I wrote previously about fear and how God’s perfect love casts out all fear. The followers of Jesus all feared when he was taken away by the Romans in the garden. They continued to fear while he was being mocked and beaten and hung on the cross. After he was dead and buried, they hunkered down in fear, meeting behind blocked closed doors for fear of the Jews. (John 20:19)
Even after Jesus appeared to them, risen from the dead in the flesh, the apostles continued to live in fear. It was not until they were filled with the Holy Spirit on the day of the Pentecost that they emerged out of their funk from behind locked, closed doors to preach the Gospel boldly in the crowded streets of Jerusalem.
As I continue to read through the Bible, now in the book of Acts, I see something else that I hadn’t seen before. In Acts 3 & 4, we see Peter and John healing a lame man and being hauled in front of the Sanhedrin and instructed to stop preaching in the name of Jesus. After Peter and John left, they gathered together again with the fellow believers in Jerusalem and prayed for boldness to keep speaking the gospel in the name of Jesus!
I previously observed that this change from fearful believers hiding behind closed doors to bold proclaimers of the Gospel on the crowded city streets happened only after they were filled with the Holy Spirit. It wasn’t Jesus appearing to them, risen from the dead, that overcame their fear; it was the Holy Spirit! But there is more.
And he said to them, “Which of you who has a friend will go to him at midnight and say to him, ‘Friend, lend me three loaves, for a friend of mine has arrived on a journey, and I have nothing to set before him’; and he will answer from within, ‘Do not bother me; the door is now shut, and my children are with me in bed. I cannot get up and give you anything’? I tell you, though he will not get up and give him anything because he is his friend, yet because of his persistence he will rise and give him whatever he needs. And I tell you, ask, and it will be given to you; seek, and you will find; knock, and it will be opened to you. For everyone who asks receives, and the one who seeks finds, and to the one who knocks it will be opened. What father among you, if his son asks for a fish, will instead of a fish give him a serpent; or if he asks for an egg, will give him a scorpion? If you then, who are evil, know how to give good gifts to your children, how much more will the heavenly Father give the Holy Spirit to those who ask him!” (Luke 11:5-13)
Reading through Luke recently this passage impressed in a way that hadn’t occurred to me previously. We often remember things out context, but context often provides a perspective that is lost when verses are read or remembered alone.
It seems that the ask, seek and knock passage is often remembered for the proposition that God will give us the good things for which we ask, seek and knock because a father doesn’t withhold the good things his children ask for. This seems certainly to be true, but there is much more going on here. If that is all we get out of this passage, we are missing the bigger picture and larger truth.

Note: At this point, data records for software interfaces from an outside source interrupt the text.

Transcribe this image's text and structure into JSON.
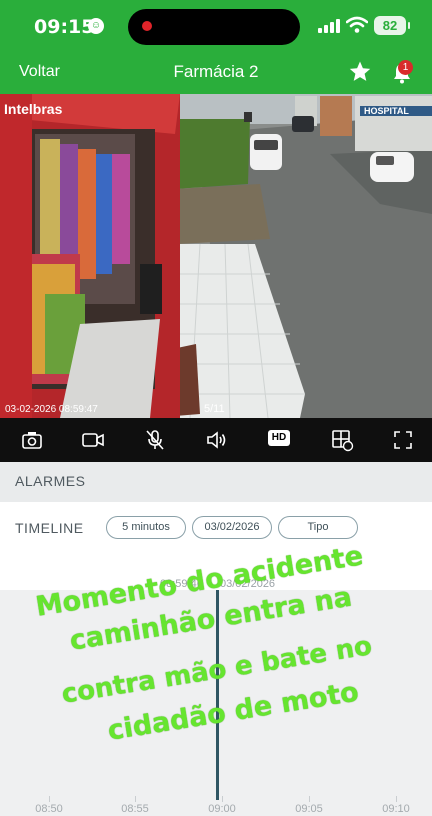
{
  "status_bar": {
    "time": "09:15",
    "battery": "82"
  },
  "header": {
    "back_label": "Voltar",
    "title": "Farmácia 2",
    "notification_count": "1"
  },
  "camera": {
    "brand": "Intelbras",
    "timestamp": "03-02-2026 08:59:47",
    "page": "5/11",
    "sign_text": "HOSPITAL"
  },
  "toolbar": {
    "icons": [
      "camera-icon",
      "video-icon",
      "mic-muted-icon",
      "speaker-icon",
      "hd-icon",
      "grid-icon",
      "fullscreen-icon"
    ],
    "hd_label": "HD"
  },
  "tabs": {
    "alarms_label": "ALARMES"
  },
  "timeline": {
    "label": "TIMELINE",
    "interval": "5 minutos",
    "date": "03/02/2026",
    "third_pill": "Tipo",
    "current_time": "08:59:46",
    "current_date": "03/02/2026",
    "ticks": [
      "08:50",
      "08:55",
      "09:00",
      "09:05",
      "09:10"
    ]
  },
  "caption": {
    "line1": "Momento do acidente",
    "line2": "caminhão entra na",
    "line3": "contra mão e bate no",
    "line4": "cidadão de moto"
  },
  "colors": {
    "header_green": "#2aae3b",
    "caption_green": "#66e52f",
    "toolbar_bg": "#0f0f0f",
    "needle": "#2f5663"
  }
}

When I read back through the entire passage, I see a progression of intimacy that I had not seen before.
“Be anxious for nothing, but in everything by prayer and supplication with thanksgiving let your requests be made known to God. And the peace of God, which surpasses all comprehension, will guard your hearts and your minds in Christ Jesus.” Phil. 4:6-7
Verse 5 ends with the statement, “The Lord is near.” Then, it continues with, “Be anxious for nothing….” The Greek word translated “anxious” means to be literally drawn in opposite directions. It conveys the idea of being divided, pulled apart and distracted which is what worry does. Worry distracts us from faith and trust in God and His promises.
The word translated, “anxious,” is in the present imperative, meaning to stop (right now!) being anxious. Stop being divided in your affections. Stop being distracted and pulled in different directions. Stop it, right now! Stop, being distracted by worry and fear.
Jesus began the prayer that He taught us to pray by addressing God the Father who is in heaven (literally, the heavens (plural)[i], while asking just a few phrases later for God’s will to be done on earth as it is in heaven[ii] (singular). (Matt. 6:10) Our English translations use “heaven” (singular) in both places, and the significance of the nuanced difference is lost, literally, in the translation.[iii]
While God the Father exists outside of time and space and inhabits infinite levels of “heavens” (spiritual realities beyond the physical world we know), and acknowledging Him in that sense is important as we direct our attention to God at the beginning of the Our Father, the singular “heaven” we pray for on earth is the sum of God’s purpose (His will). It is the ideal, God’s perfect will, we are urged to ask for and, thereby, participate in. Continue reading →